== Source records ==
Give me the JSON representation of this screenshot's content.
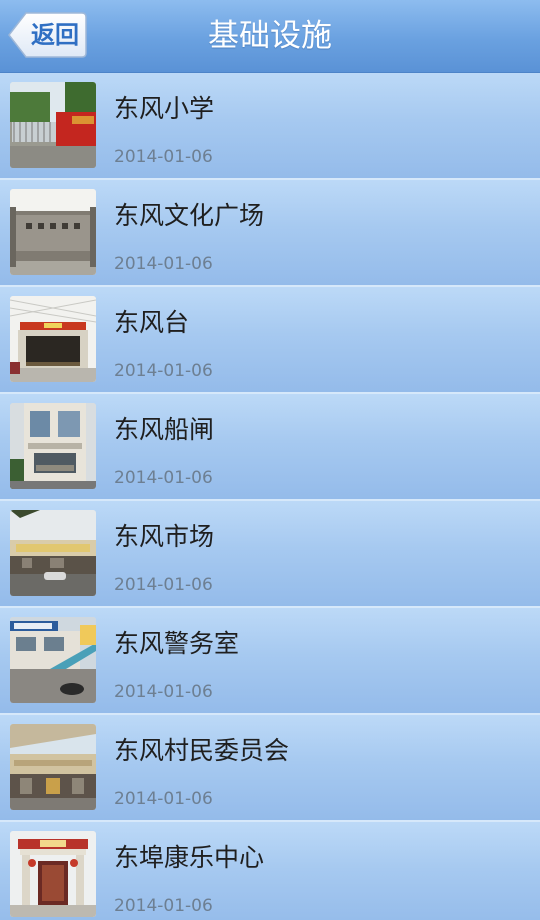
{
  "header": {
    "back_label": "返回",
    "title": "基础设施"
  },
  "items": [
    {
      "title": "东风小学",
      "date": "2014-01-06",
      "thumb_icon": "school-gate-photo"
    },
    {
      "title": "东风文化广场",
      "date": "2014-01-06",
      "thumb_icon": "plaza-wall-photo"
    },
    {
      "title": "东风台",
      "date": "2014-01-06",
      "thumb_icon": "stage-photo"
    },
    {
      "title": "东风船闸",
      "date": "2014-01-06",
      "thumb_icon": "ship-lock-building-photo"
    },
    {
      "title": "东风市场",
      "date": "2014-01-06",
      "thumb_icon": "market-photo"
    },
    {
      "title": "东风警务室",
      "date": "2014-01-06",
      "thumb_icon": "police-office-photo"
    },
    {
      "title": "东风村民委员会",
      "date": "2014-01-06",
      "thumb_icon": "village-committee-photo"
    },
    {
      "title": "东埠康乐中心",
      "date": "2014-01-06",
      "thumb_icon": "recreation-center-photo"
    }
  ],
  "colors": {
    "header_top": "#8dbcef",
    "header_bottom": "#5a92d6",
    "row_light": "#bcd9f7",
    "row_dark": "#94bbea",
    "back_text": "#2f6fc3",
    "date_text": "#6d7f92"
  }
}
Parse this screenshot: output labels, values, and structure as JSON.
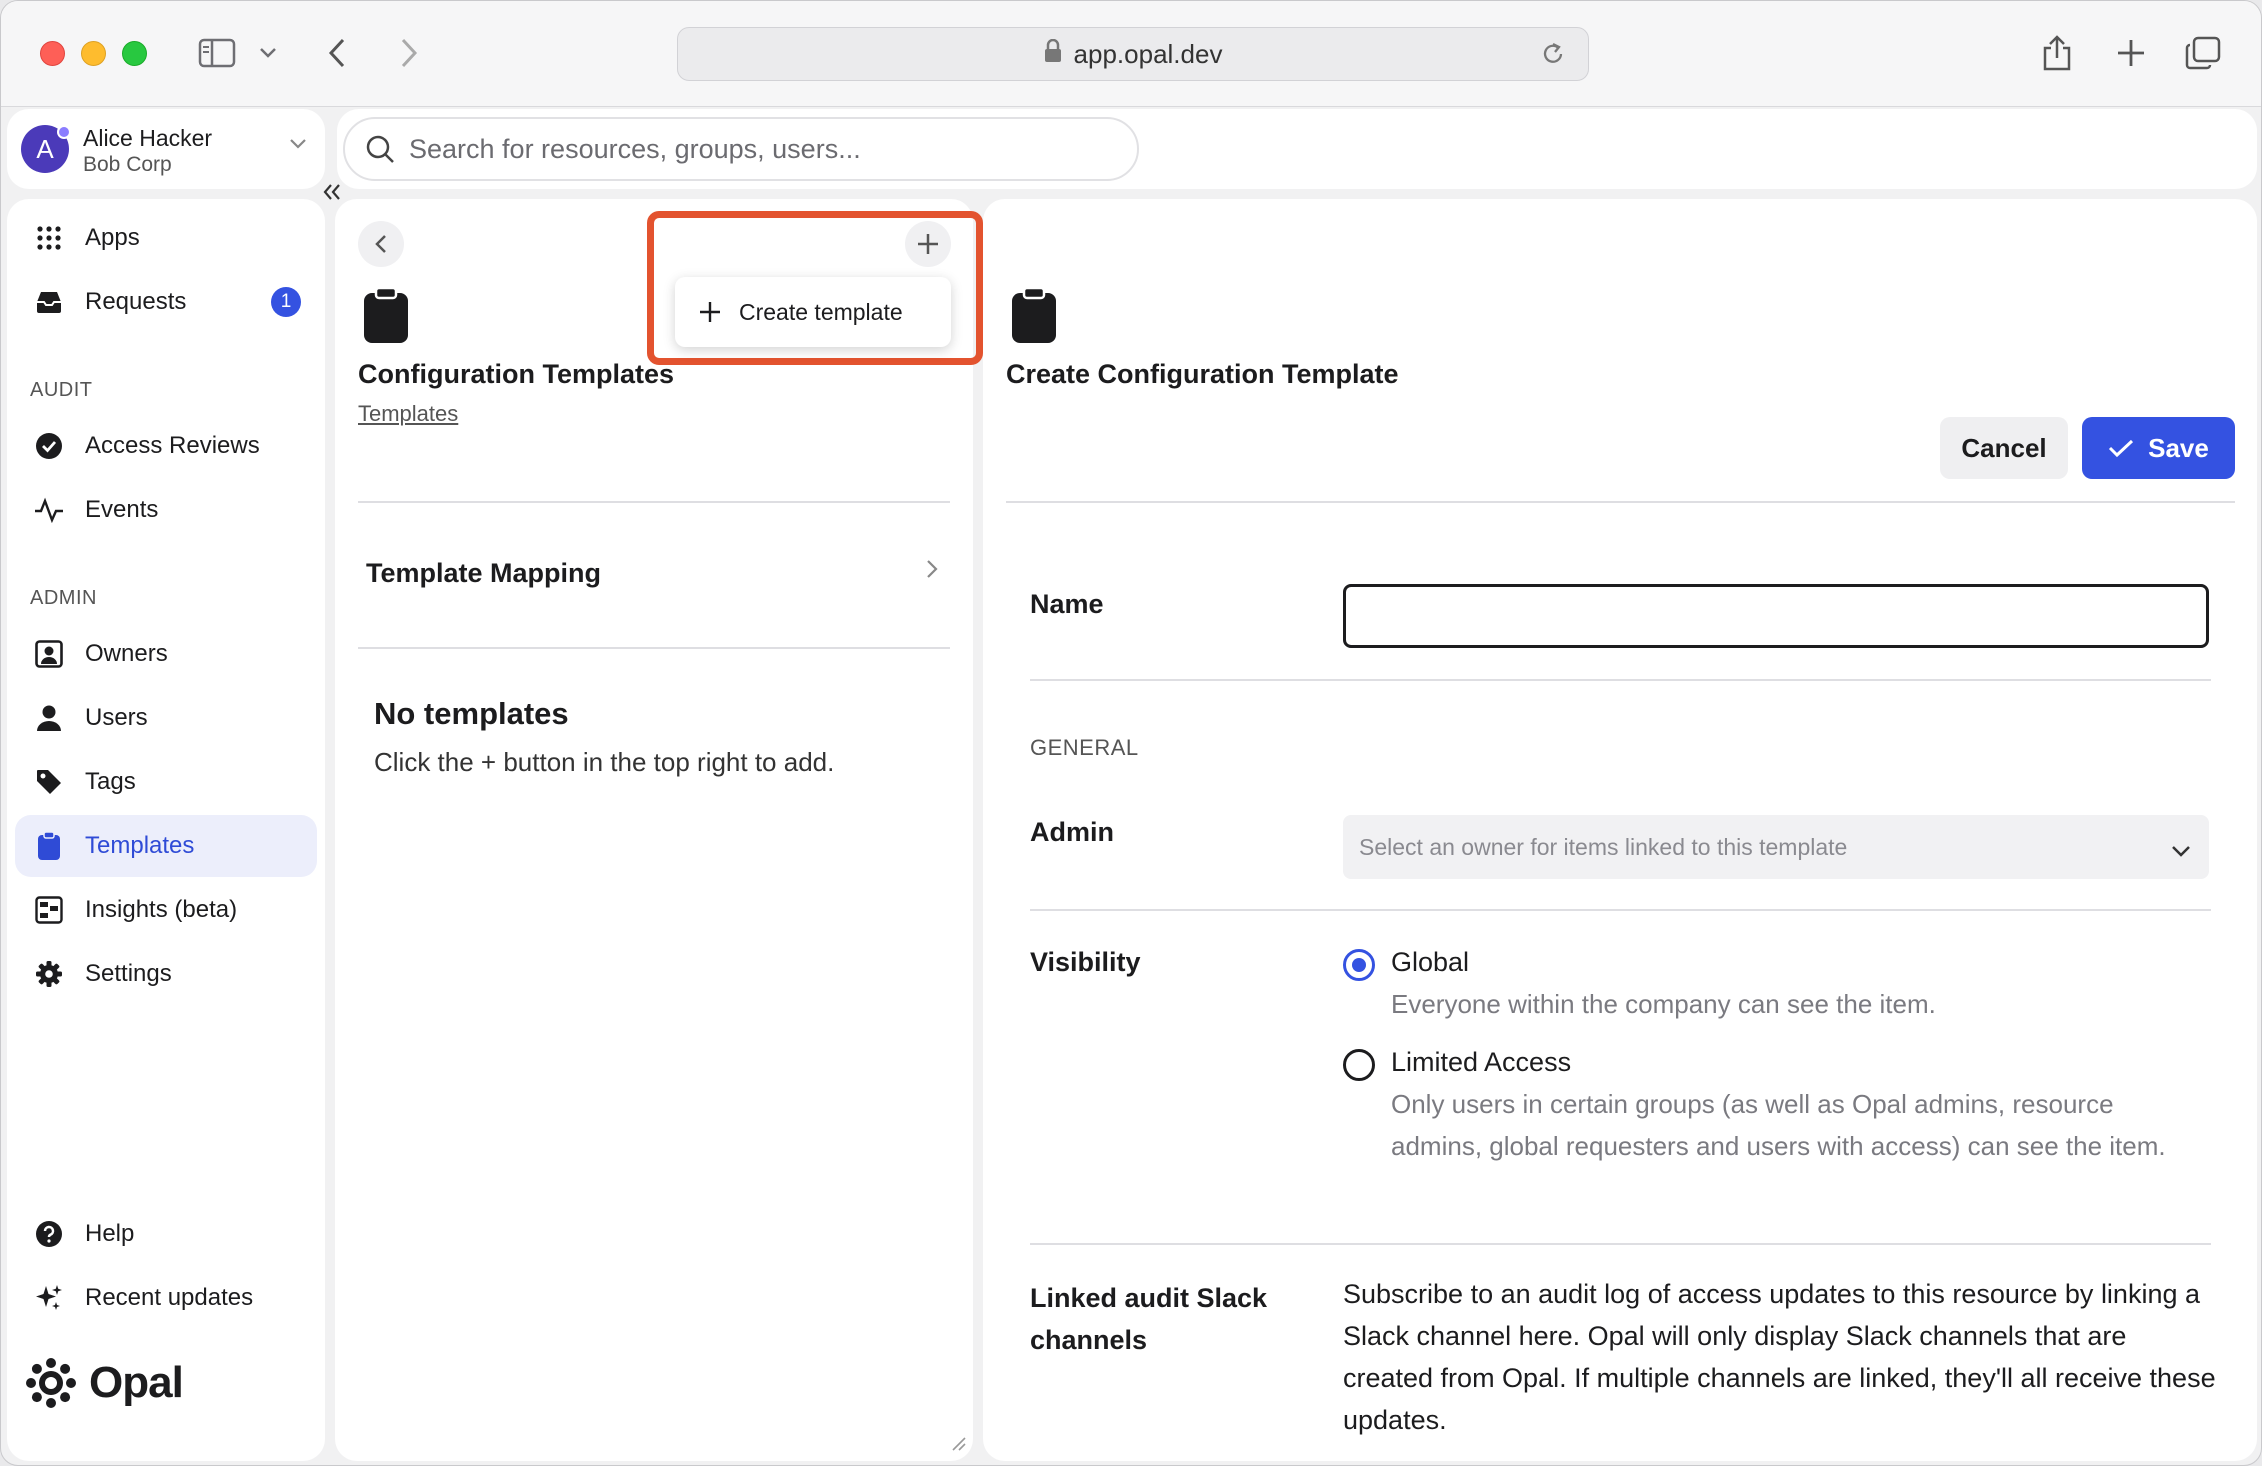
{
  "browser": {
    "url": "app.opal.dev"
  },
  "account": {
    "avatar_letter": "A",
    "name": "Alice Hacker",
    "org": "Bob Corp"
  },
  "search": {
    "placeholder": "Search for resources, groups, users..."
  },
  "sidebar": {
    "items_top": [
      {
        "label": "Apps",
        "icon": "grid-icon"
      },
      {
        "label": "Requests",
        "icon": "inbox-icon",
        "badge": "1"
      }
    ],
    "audit_label": "AUDIT",
    "audit_items": [
      {
        "label": "Access Reviews",
        "icon": "check-circle-icon"
      },
      {
        "label": "Events",
        "icon": "activity-icon"
      }
    ],
    "admin_label": "ADMIN",
    "admin_items": [
      {
        "label": "Owners",
        "icon": "owner-icon"
      },
      {
        "label": "Users",
        "icon": "user-icon"
      },
      {
        "label": "Tags",
        "icon": "tag-icon"
      },
      {
        "label": "Templates",
        "icon": "clipboard-icon",
        "active": true
      },
      {
        "label": "Insights (beta)",
        "icon": "insights-icon"
      },
      {
        "label": "Settings",
        "icon": "gear-icon"
      }
    ],
    "bottom_items": [
      {
        "label": "Help",
        "icon": "help-icon"
      },
      {
        "label": "Recent updates",
        "icon": "sparkle-icon"
      }
    ],
    "logo_text": "Opal"
  },
  "middle": {
    "title": "Configuration Templates",
    "breadcrumb": "Templates",
    "popover_label": "Create template",
    "mapping_label": "Template Mapping",
    "empty_title": "No templates",
    "empty_subtitle": "Click the + button in the top right to add."
  },
  "form": {
    "title": "Create Configuration Template",
    "cancel_label": "Cancel",
    "save_label": "Save",
    "name_label": "Name",
    "name_value": "",
    "general_label": "GENERAL",
    "admin_label": "Admin",
    "admin_placeholder": "Select an owner for items linked to this template",
    "visibility_label": "Visibility",
    "visibility_options": [
      {
        "label": "Global",
        "description": "Everyone within the company can see the item.",
        "selected": true
      },
      {
        "label": "Limited Access",
        "description": "Only users in certain groups (as well as Opal admins, resource admins, global requesters and users with access) can see the item.",
        "selected": false
      }
    ],
    "slack_label": "Linked audit Slack channels",
    "slack_description": "Subscribe to an audit log of access updates to this resource by linking a Slack channel here. Opal will only display Slack channels that are created from Opal. If multiple channels are linked, they'll all receive these updates."
  },
  "colors": {
    "accent": "#3452e1",
    "highlight": "#e3532f",
    "active_bg": "#eceefb"
  }
}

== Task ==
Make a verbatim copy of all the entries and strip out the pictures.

== Solved problem ==
Give me the JSON representation of this screenshot's content.
{
  "header": {
    "back_label": "返回",
    "title": "基础设施"
  },
  "items": [
    {
      "title": "东风小学",
      "date": "2014-01-06",
      "thumb_icon": "school-gate-photo"
    },
    {
      "title": "东风文化广场",
      "date": "2014-01-06",
      "thumb_icon": "plaza-wall-photo"
    },
    {
      "title": "东风台",
      "date": "2014-01-06",
      "thumb_icon": "stage-photo"
    },
    {
      "title": "东风船闸",
      "date": "2014-01-06",
      "thumb_icon": "ship-lock-building-photo"
    },
    {
      "title": "东风市场",
      "date": "2014-01-06",
      "thumb_icon": "market-photo"
    },
    {
      "title": "东风警务室",
      "date": "2014-01-06",
      "thumb_icon": "police-office-photo"
    },
    {
      "title": "东风村民委员会",
      "date": "2014-01-06",
      "thumb_icon": "village-committee-photo"
    },
    {
      "title": "东埠康乐中心",
      "date": "2014-01-06",
      "thumb_icon": "recreation-center-photo"
    }
  ],
  "colors": {
    "header_top": "#8dbcef",
    "header_bottom": "#5a92d6",
    "row_light": "#bcd9f7",
    "row_dark": "#94bbea",
    "back_text": "#2f6fc3",
    "date_text": "#6d7f92"
  }
}
Parse this screenshot: output labels, values, and structure as JSON.
{
  "browser": {
    "url": "app.opal.dev"
  },
  "account": {
    "avatar_letter": "A",
    "name": "Alice Hacker",
    "org": "Bob Corp"
  },
  "search": {
    "placeholder": "Search for resources, groups, users..."
  },
  "sidebar": {
    "items_top": [
      {
        "label": "Apps",
        "icon": "grid-icon"
      },
      {
        "label": "Requests",
        "icon": "inbox-icon",
        "badge": "1"
      }
    ],
    "audit_label": "AUDIT",
    "audit_items": [
      {
        "label": "Access Reviews",
        "icon": "check-circle-icon"
      },
      {
        "label": "Events",
        "icon": "activity-icon"
      }
    ],
    "admin_label": "ADMIN",
    "admin_items": [
      {
        "label": "Owners",
        "icon": "owner-icon"
      },
      {
        "label": "Users",
        "icon": "user-icon"
      },
      {
        "label": "Tags",
        "icon": "tag-icon"
      },
      {
        "label": "Templates",
        "icon": "clipboard-icon",
        "active": true
      },
      {
        "label": "Insights (beta)",
        "icon": "insights-icon"
      },
      {
        "label": "Settings",
        "icon": "gear-icon"
      }
    ],
    "bottom_items": [
      {
        "label": "Help",
        "icon": "help-icon"
      },
      {
        "label": "Recent updates",
        "icon": "sparkle-icon"
      }
    ],
    "logo_text": "Opal"
  },
  "middle": {
    "title": "Configuration Templates",
    "breadcrumb": "Templates",
    "popover_label": "Create template",
    "mapping_label": "Template Mapping",
    "empty_title": "No templates",
    "empty_subtitle": "Click the + button in the top right to add."
  },
  "form": {
    "title": "Create Configuration Template",
    "cancel_label": "Cancel",
    "save_label": "Save",
    "name_label": "Name",
    "name_value": "",
    "general_label": "GENERAL",
    "admin_label": "Admin",
    "admin_placeholder": "Select an owner for items linked to this template",
    "visibility_label": "Visibility",
    "visibility_options": [
      {
        "label": "Global",
        "description": "Everyone within the company can see the item.",
        "selected": true
      },
      {
        "label": "Limited Access",
        "description": "Only users in certain groups (as well as Opal admins, resource admins, global requesters and users with access) can see the item.",
        "selected": false
      }
    ],
    "slack_label": "Linked audit Slack channels",
    "slack_description": "Subscribe to an audit log of access updates to this resource by linking a Slack channel here. Opal will only display Slack channels that are created from Opal. If multiple channels are linked, they'll all receive these updates."
  },
  "colors": {
    "accent": "#3452e1",
    "highlight": "#e3532f",
    "active_bg": "#eceefb"
  }
}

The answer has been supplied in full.